Many musicians felt validated — if not a bit envious — of McCartney’s process.
Martin: You never get to see someone in that moment of making something up, especially a song that you know so well. That was totally incredible. … You hear a lot of people say they’re like a conduit through which God sends rock-and-roll songs. And maybe some people do believe that, but watching Paul do it that way, where he’s just plugging and plugging and plugging until you get it, is how it really actually happens.
Gregg Gillis, a producer who performs as Girl Talk: This kind of goes back to my background as an engineer, which was a long time ago, but in general how I approach things is to try out all these different combinations of material over the course of hours or days or weeks. … Seeing him compose that song on the spot is kind of like the magic I wish I had.
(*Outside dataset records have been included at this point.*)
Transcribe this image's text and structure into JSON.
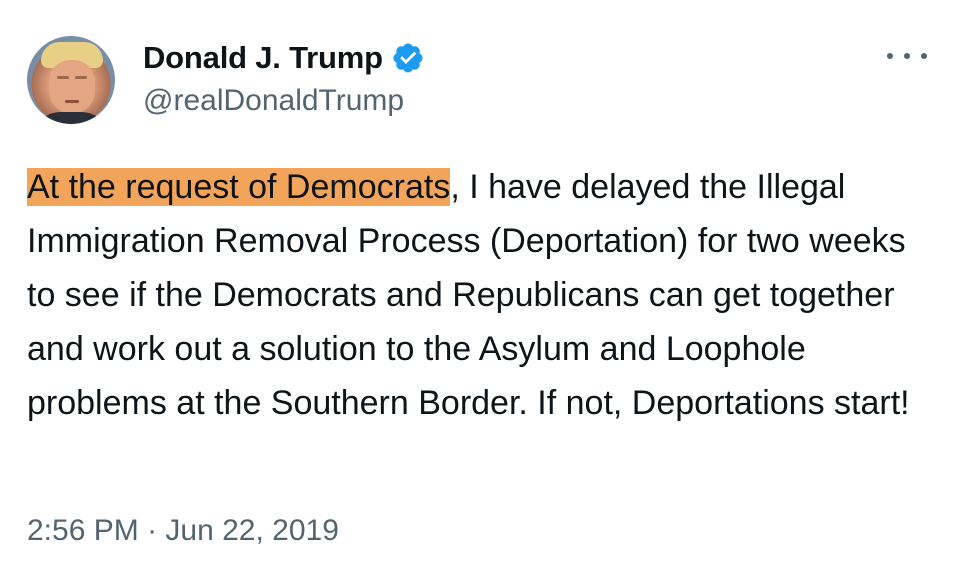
{
  "author": {
    "name": "Donald J. Trump",
    "handle": "@realDonaldTrump",
    "verified_icon": "verified-badge-icon",
    "verified_color": "#1d9bf0"
  },
  "menu": {
    "icon": "more-options-icon"
  },
  "tweet": {
    "highlighted_text": "At the request of Democrats",
    "text_after_highlight": ", I have delayed the Illegal Immigration Removal Process (Deportation) for two weeks to see if the Democrats and Republicans can get together and work out a solution to the Asylum and Loophole problems at the Southern Border. If not, Deportations start!",
    "highlight_color": "#f2a45a",
    "time": "2:56 PM",
    "separator": "·",
    "date": "Jun 22, 2019"
  }
}
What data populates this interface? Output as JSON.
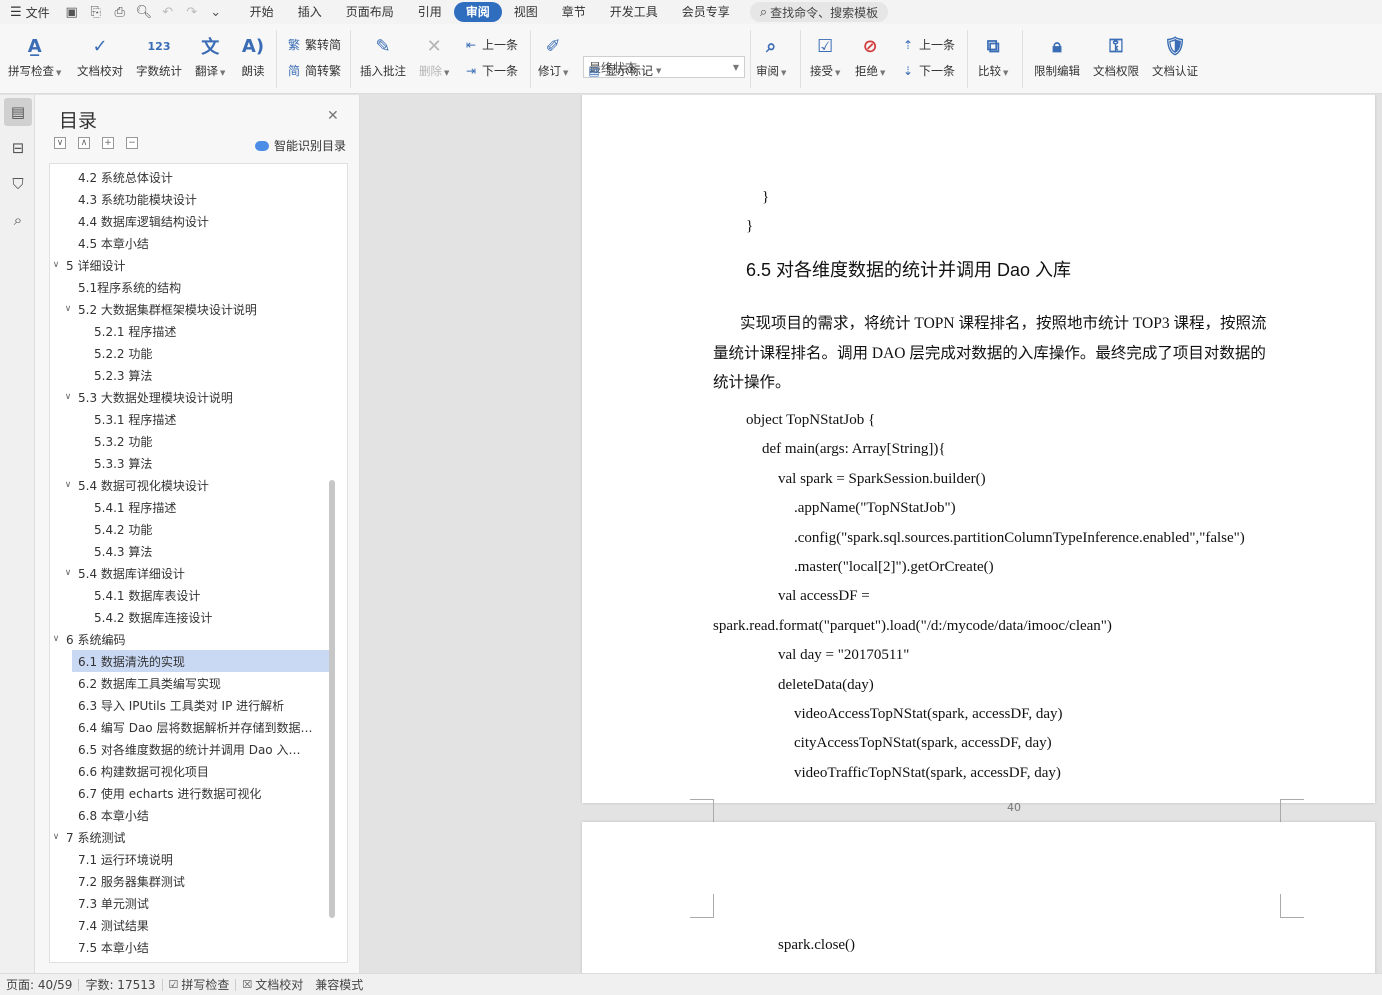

Fallon: The weird thing is once you see that happen, you realize, “Oh, that’s the way that I do it.” I just sit there, pick up an instrument and start strumming something and singing nonsense. I don’t go on, like, some trip to Spain or whatever and have some mystical thing happen on a cliff where I wait for inspiration.
Lucy Dacus, rock musician: I like this clip because it shows how mundane creativity can be. I bet most songs begin as a bit of mumbling to oneself like Paul does. I usually write while I’m alone on a walk, singing nonsense until it crystallizes into something meaningful and worth repeating. The fact that Paul can do this in the room with his bandmates and surrounded by cameras and on deadline and under significant pressure makes me think that his greatest songwriting skill is trust, in himself and in those around him.
Bridwell: There’s a vulnerability in writing in front of other people, much less an engineer or a producer. There’s an extreme vulnerability when you’re showing your soul like that. The fact that they can do it among one another in real time — there must just be so much love between them.
Spencer: The subtitle on that part of the documentary said that Paul was feeling the pressure of deadlines, so he was searching for songs. And that is very real. … As a new artist, that’s really gratifying to see. They still mumbled and they still felt pressures, and they still had deadlines.
Dacus: If people are seeing this and thinking it's a bit of magic, I hope they also realize magic is within anyone's reach.
Morby: I’m so grateful for this clip [because] I feel like it’s just going to become shorthand for songwriters to point to this clip and say, “That’s how songwriting works. It’s exactly how it works. You’re just pulling things about of thin air.”
The documentary series focuses not only on the successful songwriting of the Beatles but also on some of the more challenging moments in the weeks leading to “Let It Be”: songs that led nowhere and tunes that required more editing than we might expect, which underscored the relentless creativity powering the band and led some musicians to reflect on their own process.
Crutchfield: Sometimes, you have to do what the Beatles are doing in this documentary. It’s a little bit like a “Field of Dreams” thing: If you put a bunch of gear in the room and set an intention, a melody will come. And sometimes you’re just walking down the street, and there’s a melody in your head, and you have to stop everything and record that.
Heidecker: One of the most instructive moments is how many bad ideas there are that get abandoned. The ability to self-edit and criticize themselves and keep working on something until it’s the thing we all know.
McLean: This whole endeavor — writing songs — is filled with failure. Most people think, “Oh the Beatles, everything they did turned to gold.” Wrong. You’re always trying and discarding things and searching for the right thing.
Tweedy: Your ego stands in the way and wants everything to automatically feel great and cool. And the reality is it has to sound bad before it sounds good. … These eight hours reaffirm that.
Morby: There’s something kind of amazing to see that the Beatles, they’re just humans like the rest of us.
Correction: An earlier version of this article misspelled Gregg Gillis’s name as Greg. It has been corrected.